“Curly Sue” Star Shares Her Moving Story of Addiction
If you were a child of the early ’90s, you were probably obsessed with Alisan Porter, star of the 1991 film Curly Sue. She was funny, sharp and not afraid to speak her mind. Now, 23 years later, Porter has grown up considerably, faced her share of struggles, but remains a brave (and funny) female who doesn’t shy from the truth. On Thursday, she proved that in a moving essay on Lil’ Mamas blog chronicling her battle with addiction, and her ultimate recovery.
“Hi, I’m Ali, and I’m an alcoholic,” she said in a blog post. “Yup, bet you didn’t see that one coming. Or, because you know that I’m a former child star, you totally did. Anyway, it’s the truth. I’ve been sober since October 28th, 2007 and I haven’t touched a drink or drug since.”
For Porter, temptation came in many forms (“snort, pill, smoke, drink, even SHOP”), but she also describes her addictions as a manifestation of deeper demons. “You see, so many people can’t see past the word “ALCOHOLIC,” she writes. “They can never understand that it’s not even really about a drink or a drug. In fact, it’s really not about substance at all. It’s about how you see people, how you treat yourself, how you feel about things, how you think people feel about you, what you could do, should do but don’t do. Your resentments, your lack of respect, your lack of power, power you think you have to change sh*t, your ego. . . the list goes on.”

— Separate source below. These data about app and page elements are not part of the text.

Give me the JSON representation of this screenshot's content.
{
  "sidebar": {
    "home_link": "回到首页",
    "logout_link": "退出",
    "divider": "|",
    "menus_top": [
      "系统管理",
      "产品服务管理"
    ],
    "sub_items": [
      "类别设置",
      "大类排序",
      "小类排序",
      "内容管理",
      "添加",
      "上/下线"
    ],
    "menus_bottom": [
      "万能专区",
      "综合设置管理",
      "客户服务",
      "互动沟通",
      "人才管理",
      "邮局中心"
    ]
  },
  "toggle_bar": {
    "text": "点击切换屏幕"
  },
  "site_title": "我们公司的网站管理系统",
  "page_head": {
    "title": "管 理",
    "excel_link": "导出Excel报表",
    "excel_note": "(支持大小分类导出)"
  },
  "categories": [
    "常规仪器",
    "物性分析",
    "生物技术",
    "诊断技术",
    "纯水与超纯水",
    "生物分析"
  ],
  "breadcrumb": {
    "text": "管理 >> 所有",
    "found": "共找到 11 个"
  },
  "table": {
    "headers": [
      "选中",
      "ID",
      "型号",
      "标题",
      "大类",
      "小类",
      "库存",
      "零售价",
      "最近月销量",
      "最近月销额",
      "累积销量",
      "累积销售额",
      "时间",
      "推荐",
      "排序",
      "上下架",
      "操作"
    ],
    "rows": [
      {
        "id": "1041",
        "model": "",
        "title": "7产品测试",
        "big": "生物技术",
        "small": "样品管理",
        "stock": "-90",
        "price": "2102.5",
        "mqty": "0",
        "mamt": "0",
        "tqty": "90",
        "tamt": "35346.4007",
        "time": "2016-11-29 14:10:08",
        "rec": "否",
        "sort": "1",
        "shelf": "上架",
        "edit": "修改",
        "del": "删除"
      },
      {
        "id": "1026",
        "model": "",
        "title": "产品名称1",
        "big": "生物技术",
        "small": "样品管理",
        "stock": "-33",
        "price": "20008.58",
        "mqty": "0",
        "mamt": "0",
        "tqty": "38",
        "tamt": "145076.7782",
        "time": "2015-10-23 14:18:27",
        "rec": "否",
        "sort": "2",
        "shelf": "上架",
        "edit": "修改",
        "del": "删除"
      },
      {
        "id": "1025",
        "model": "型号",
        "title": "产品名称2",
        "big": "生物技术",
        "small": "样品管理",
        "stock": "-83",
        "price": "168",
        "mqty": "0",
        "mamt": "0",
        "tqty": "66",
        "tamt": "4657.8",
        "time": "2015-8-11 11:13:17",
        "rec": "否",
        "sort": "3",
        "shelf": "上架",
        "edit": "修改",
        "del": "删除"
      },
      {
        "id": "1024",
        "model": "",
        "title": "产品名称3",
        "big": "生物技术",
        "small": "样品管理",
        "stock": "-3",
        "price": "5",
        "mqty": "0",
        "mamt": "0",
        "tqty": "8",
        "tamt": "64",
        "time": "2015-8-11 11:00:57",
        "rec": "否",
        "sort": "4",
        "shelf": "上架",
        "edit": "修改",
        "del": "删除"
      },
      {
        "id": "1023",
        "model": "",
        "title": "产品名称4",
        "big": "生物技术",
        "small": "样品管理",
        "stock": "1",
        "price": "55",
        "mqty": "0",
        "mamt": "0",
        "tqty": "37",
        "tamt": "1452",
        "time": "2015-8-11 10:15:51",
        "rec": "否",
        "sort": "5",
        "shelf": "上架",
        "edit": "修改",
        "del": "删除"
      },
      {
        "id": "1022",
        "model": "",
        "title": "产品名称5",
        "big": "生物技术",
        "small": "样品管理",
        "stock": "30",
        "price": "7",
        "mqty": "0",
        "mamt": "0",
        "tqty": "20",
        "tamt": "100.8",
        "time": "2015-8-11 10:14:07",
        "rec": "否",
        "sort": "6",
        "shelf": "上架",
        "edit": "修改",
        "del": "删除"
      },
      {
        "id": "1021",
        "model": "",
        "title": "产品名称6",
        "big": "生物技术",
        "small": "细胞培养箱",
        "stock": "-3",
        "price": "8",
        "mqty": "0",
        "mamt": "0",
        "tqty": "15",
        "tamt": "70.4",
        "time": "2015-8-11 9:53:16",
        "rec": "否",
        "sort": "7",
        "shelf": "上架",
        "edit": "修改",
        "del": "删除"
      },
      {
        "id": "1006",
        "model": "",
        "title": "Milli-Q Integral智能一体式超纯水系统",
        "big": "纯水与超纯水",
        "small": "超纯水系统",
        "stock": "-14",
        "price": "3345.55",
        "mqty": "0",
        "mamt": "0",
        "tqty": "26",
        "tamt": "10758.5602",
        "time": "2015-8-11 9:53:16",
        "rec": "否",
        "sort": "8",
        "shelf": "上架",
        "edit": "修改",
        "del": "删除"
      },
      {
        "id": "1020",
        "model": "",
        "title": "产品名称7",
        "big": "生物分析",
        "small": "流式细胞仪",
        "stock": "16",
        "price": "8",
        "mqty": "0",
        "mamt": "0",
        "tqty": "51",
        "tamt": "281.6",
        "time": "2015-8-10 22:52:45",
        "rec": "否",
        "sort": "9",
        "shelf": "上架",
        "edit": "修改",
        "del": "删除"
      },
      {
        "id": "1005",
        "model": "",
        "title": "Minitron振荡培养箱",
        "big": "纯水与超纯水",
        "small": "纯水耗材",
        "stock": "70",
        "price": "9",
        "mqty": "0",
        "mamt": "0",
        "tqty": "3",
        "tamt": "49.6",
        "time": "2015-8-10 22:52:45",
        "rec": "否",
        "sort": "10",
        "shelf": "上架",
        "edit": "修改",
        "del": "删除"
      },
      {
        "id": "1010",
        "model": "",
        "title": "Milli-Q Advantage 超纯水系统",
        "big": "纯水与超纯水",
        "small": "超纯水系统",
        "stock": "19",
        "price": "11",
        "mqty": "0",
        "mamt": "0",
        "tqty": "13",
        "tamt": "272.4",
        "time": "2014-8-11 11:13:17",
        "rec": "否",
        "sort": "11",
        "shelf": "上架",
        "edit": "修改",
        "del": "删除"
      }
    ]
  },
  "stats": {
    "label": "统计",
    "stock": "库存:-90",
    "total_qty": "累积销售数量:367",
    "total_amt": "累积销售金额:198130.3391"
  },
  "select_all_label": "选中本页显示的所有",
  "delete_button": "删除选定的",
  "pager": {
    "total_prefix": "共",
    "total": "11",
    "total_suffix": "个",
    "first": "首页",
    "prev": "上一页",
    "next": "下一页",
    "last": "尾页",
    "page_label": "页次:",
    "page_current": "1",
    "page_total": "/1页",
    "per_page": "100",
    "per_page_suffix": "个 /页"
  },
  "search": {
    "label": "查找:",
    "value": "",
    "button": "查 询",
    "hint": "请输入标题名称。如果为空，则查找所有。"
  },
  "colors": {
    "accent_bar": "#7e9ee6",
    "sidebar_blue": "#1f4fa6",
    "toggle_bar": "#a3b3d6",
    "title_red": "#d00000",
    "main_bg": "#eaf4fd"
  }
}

A 2012 survey suggests that there are more than 23 million Americans who have, at one point or another, struggled with an addiction to drugs or alcohol. The term “alcoholic” is a catch-all used to describe individuals who struggle with an uncontrollable compulsion to consume alcoholic beverages, often in excess. Additionally, alcohol dependence often becomes coupled with dependence and abuse of other substances; most commonly cigarettes and anxiety medications. As with many addictions, treatment—as well as the motivation to seek treatment—varies among individuals.
Porter details the moment that she realized she had a problem, and discusses the steps she took from there.
“I was living in NYC when I realized I needed to get sober,” Porter writes. “I was miserable and overwhelmed with life. I was heartbroken and realizing that what had always worked for me in the past was NOT working at all. Not even a little bit. I felt trapped, scared, and sad and I was ready to really go for broke or get better. So, I did what every good user does and I prayed to a god I had never believed in. . .and then called my mom. Days later, I was off to treatment, just like that. For the next four years, I went to meetings, worked the steps, got a sponsor, found a god of my own understanding, prayed, meditated, and basically grew up. Growing pains were inevitable, I felt them often but I continued on the path because unlike my old ways, this way was working.” For her, a post-alcohol life is a happy, loving, yet still-challenging life.
“I don’t drink because I don’t want to miss one second of the responsibilities I get to have today,” writes Porter, now a married mom. “I don’t drink because I can’t. I want to, a lot of days, because I’m human and because life gets hard. But I don’t. Sobriety offered me everything I ever wanted and never got. I have always had the image in my head of rushing to put my kids to sleep, being so frustrated and angry. Rushing just so I could go disappear into a bottle or take a trip on a cloud of smoke. When I think about that, my skin crawls, because that’s in me. Everyday I work to take contrary action against that poor unfortunate girl. I know how fast this beautiful life I get to live could all be a distant memory. I get to live this way today and everyday if I decide to and if I’m willing to do the work.”
Porter’s admission is an amazing show of honesty, bravery, and vulnerability. She ends her post by letting her readers know that if they, like her, struggle with addiction, they are more than welcome to reach out to her personally for help finding treatment.